__Problem description__.
Read the lines of the data below and retrieve those with "this".

__Records shown__.
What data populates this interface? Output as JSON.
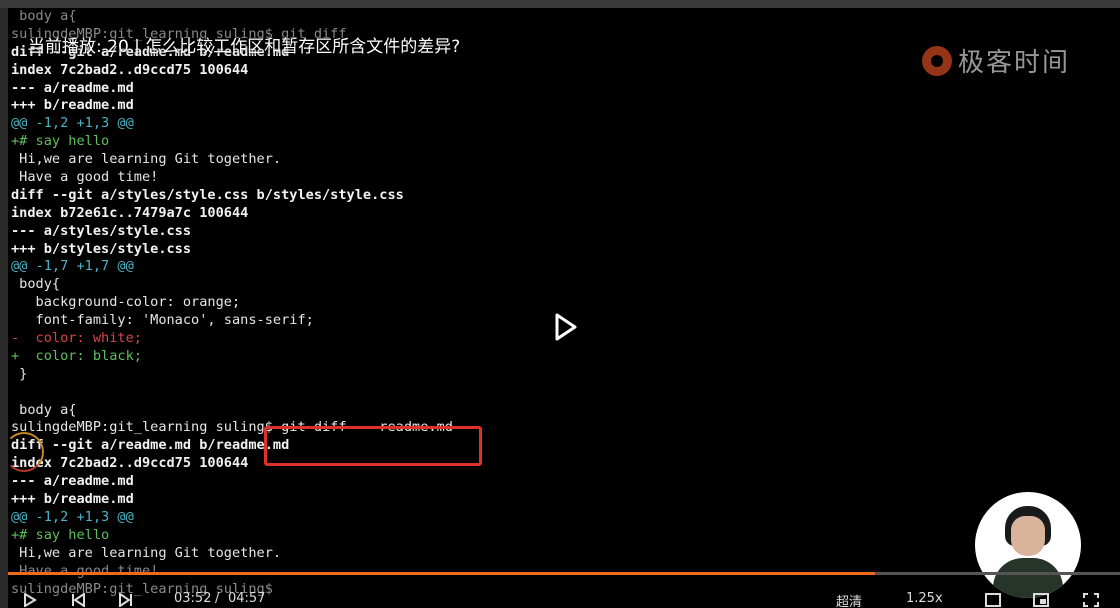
{
  "video": {
    "title": "当前播放: 20 | 怎么比较工作区和暂存区所含文件的差异?",
    "brand": "极客时间",
    "progress": 0.78,
    "current_time": "03:52",
    "duration": "04:57",
    "quality": "超清",
    "speed": "1.25x"
  },
  "terminal": {
    "lines": [
      {
        "text": " body a{",
        "style": "dim"
      },
      {
        "text": "sulingdeMBP:git_learning suling$ git diff",
        "style": "dim"
      },
      {
        "text": "diff --git a/readme.md b/readme.md",
        "style": "bold"
      },
      {
        "text": "index 7c2bad2..d9ccd75 100644",
        "style": "bold"
      },
      {
        "text": "--- a/readme.md",
        "style": "bold"
      },
      {
        "text": "+++ b/readme.md",
        "style": "bold"
      },
      {
        "text": "@@ -1,2 +1,3 @@",
        "style": "hunk"
      },
      {
        "text": "+# say hello",
        "style": "add"
      },
      {
        "text": " Hi,we are learning Git together.",
        "style": "plain"
      },
      {
        "text": " Have a good time!",
        "style": "plain"
      },
      {
        "text": "diff --git a/styles/style.css b/styles/style.css",
        "style": "bold"
      },
      {
        "text": "index b72e61c..7479a7c 100644",
        "style": "bold"
      },
      {
        "text": "--- a/styles/style.css",
        "style": "bold"
      },
      {
        "text": "+++ b/styles/style.css",
        "style": "bold"
      },
      {
        "text": "@@ -1,7 +1,7 @@",
        "style": "hunk"
      },
      {
        "text": " body{",
        "style": "plain"
      },
      {
        "text": "   background-color: orange;",
        "style": "plain"
      },
      {
        "text": "   font-family: 'Monaco', sans-serif;",
        "style": "plain"
      },
      {
        "text": "-  color: white;",
        "style": "del"
      },
      {
        "text": "+  color: black;",
        "style": "add"
      },
      {
        "text": " }",
        "style": "plain"
      },
      {
        "text": "",
        "style": "plain"
      },
      {
        "text": " body a{",
        "style": "plain"
      },
      {
        "text": "sulingdeMBP:git_learning suling$ git diff -- readme.md",
        "style": "plain"
      },
      {
        "text": "diff --git a/readme.md b/readme.md",
        "style": "bold"
      },
      {
        "text": "index 7c2bad2..d9ccd75 100644",
        "style": "bold"
      },
      {
        "text": "--- a/readme.md",
        "style": "bold"
      },
      {
        "text": "+++ b/readme.md",
        "style": "bold"
      },
      {
        "text": "@@ -1,2 +1,3 @@",
        "style": "hunk"
      },
      {
        "text": "+# say hello",
        "style": "add"
      },
      {
        "text": " Hi,we are learning Git together.",
        "style": "plain"
      },
      {
        "text": " Have a good time!",
        "style": "dim"
      },
      {
        "text": "sulingdeMBP:git_learning suling$ ",
        "style": "dim"
      }
    ]
  },
  "colors": {
    "accent": "#f06a1e",
    "highlight": "#e0302a"
  }
}
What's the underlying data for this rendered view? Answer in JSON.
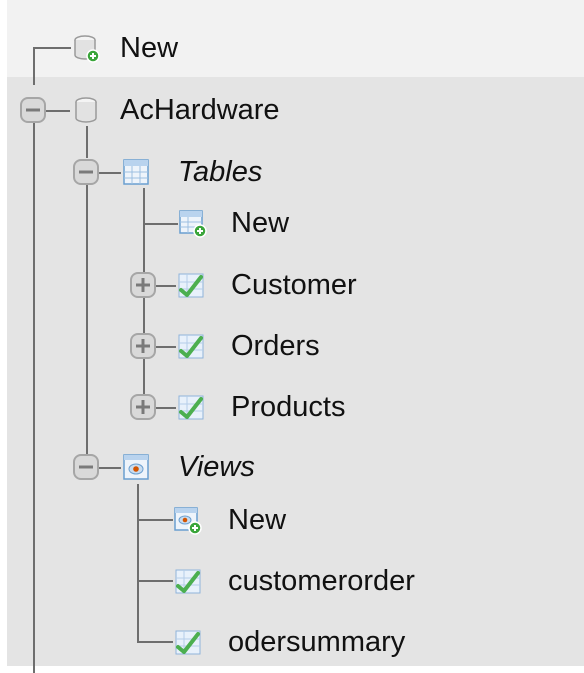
{
  "tree": {
    "new_db_label": "New",
    "database": {
      "name": "AcHardware",
      "tables": {
        "label": "Tables",
        "new_label": "New",
        "items": [
          "Customer",
          "Orders",
          "Products"
        ]
      },
      "views": {
        "label": "Views",
        "new_label": "New",
        "items": [
          "customerorder",
          "odersummary"
        ]
      }
    }
  },
  "colors": {
    "top_band": "#f2f2f2",
    "main_panel": "#e4e4e4",
    "connector": "#6e6e6e",
    "table_icon_check": "#4caf50",
    "new_badge": "#3aa53a"
  }
}
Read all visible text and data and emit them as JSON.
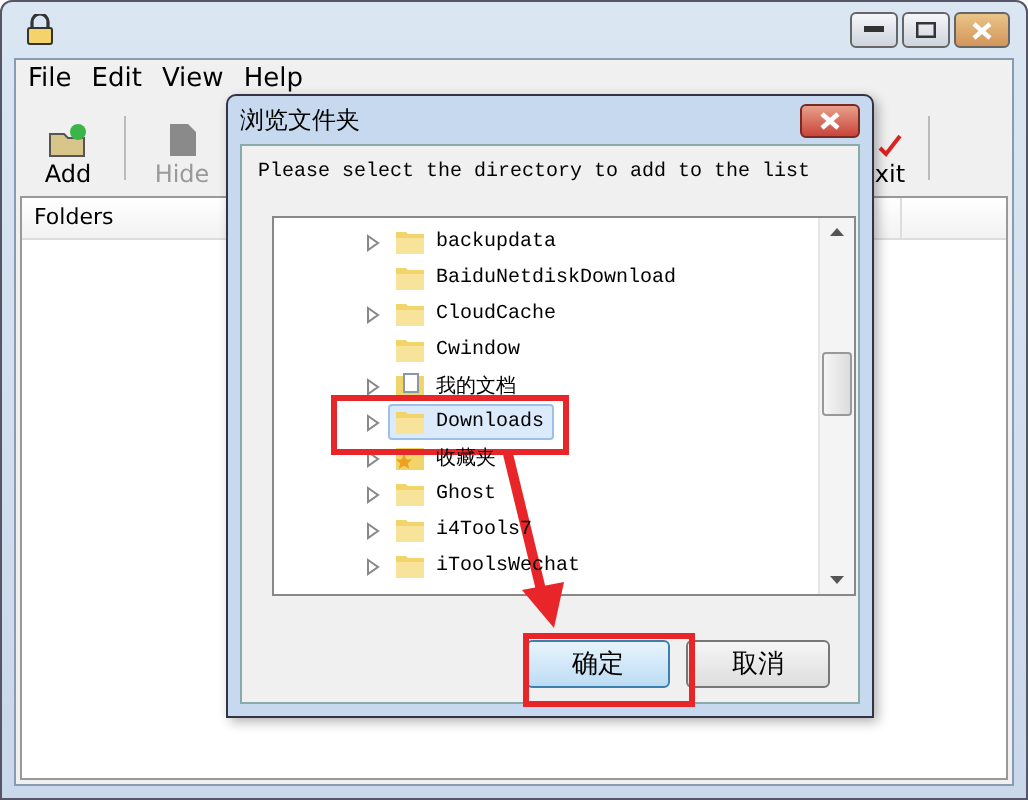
{
  "window": {
    "menu": [
      "File",
      "Edit",
      "View",
      "Help"
    ],
    "toolbar": [
      {
        "label": "Add",
        "kind": "add",
        "disabled": false
      },
      {
        "label": "Hide",
        "kind": "hide",
        "disabled": true
      },
      {
        "label": "xit",
        "kind": "exit",
        "disabled": false
      }
    ],
    "list_header": "Folders"
  },
  "dialog": {
    "title": "浏览文件夹",
    "prompt": "Please select the directory to add to the list",
    "tree": [
      {
        "name": "backupdata",
        "kind": "folder",
        "expandable": true,
        "selected": false
      },
      {
        "name": "BaiduNetdiskDownload",
        "kind": "folder",
        "expandable": false,
        "selected": false
      },
      {
        "name": "CloudCache",
        "kind": "folder",
        "expandable": true,
        "selected": false
      },
      {
        "name": "Cwindow",
        "kind": "folder",
        "expandable": false,
        "selected": false
      },
      {
        "name": "我的文档",
        "kind": "documents",
        "expandable": true,
        "selected": false
      },
      {
        "name": "Downloads",
        "kind": "folder",
        "expandable": true,
        "selected": true
      },
      {
        "name": "收藏夹",
        "kind": "favorites",
        "expandable": true,
        "selected": false
      },
      {
        "name": "Ghost",
        "kind": "folder",
        "expandable": true,
        "selected": false
      },
      {
        "name": "i4Tools7",
        "kind": "folder",
        "expandable": true,
        "selected": false
      },
      {
        "name": "iToolsWechat",
        "kind": "folder",
        "expandable": true,
        "selected": false
      }
    ],
    "buttons": [
      {
        "label": "确定",
        "default": true
      },
      {
        "label": "取消",
        "default": false
      }
    ]
  }
}
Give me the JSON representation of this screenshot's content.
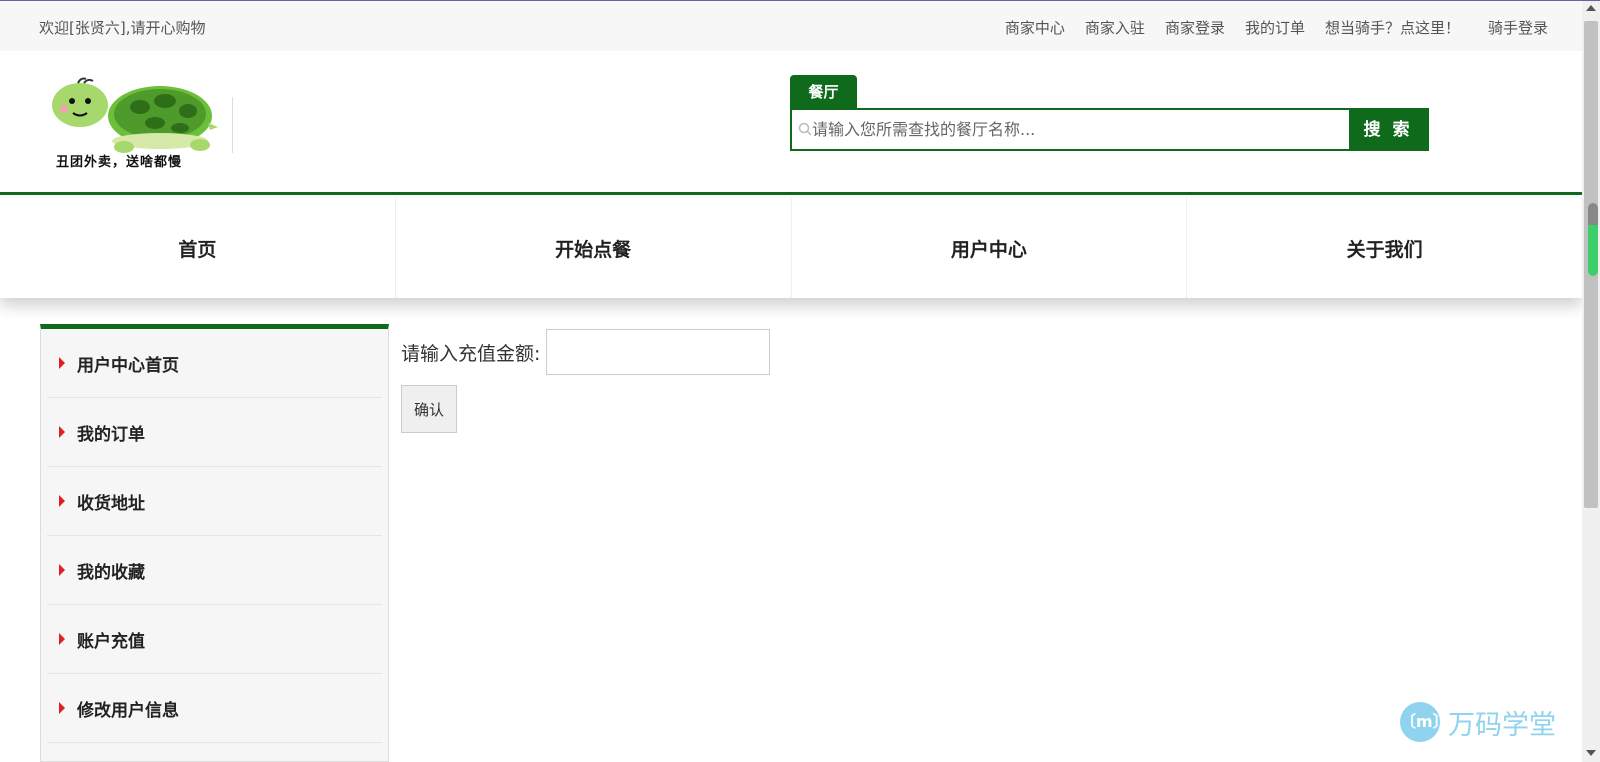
{
  "topbar": {
    "welcome": "欢迎[张贤六],请开心购物",
    "links": [
      "商家中心",
      "商家入驻",
      "商家登录",
      "我的订单",
      "想当骑手？点这里！",
      "骑手登录"
    ]
  },
  "header": {
    "logo_text": "丑团外卖，送啥都慢",
    "search_tab": "餐厅",
    "search_placeholder": "请输入您所需查找的餐厅名称...",
    "search_button": "搜 索"
  },
  "nav": {
    "items": [
      "首页",
      "开始点餐",
      "用户中心",
      "关于我们"
    ]
  },
  "sidebar": {
    "items": [
      "用户中心首页",
      "我的订单",
      "收货地址",
      "我的收藏",
      "账户充值",
      "修改用户信息"
    ]
  },
  "recharge": {
    "label": "请输入充值金额:",
    "amount_value": "",
    "confirm": "确认"
  },
  "watermark": {
    "text": "万码学堂",
    "icon_text": "〔m〕"
  },
  "colors": {
    "brand_green": "#0f6a1b",
    "arrow_red": "#e02020"
  }
}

__Your solution__.
What data populates this interface? Output as JSON.
What's the underlying data for this rendered view? Answer in JSON.
Give me the JSON representation of this screenshot's content.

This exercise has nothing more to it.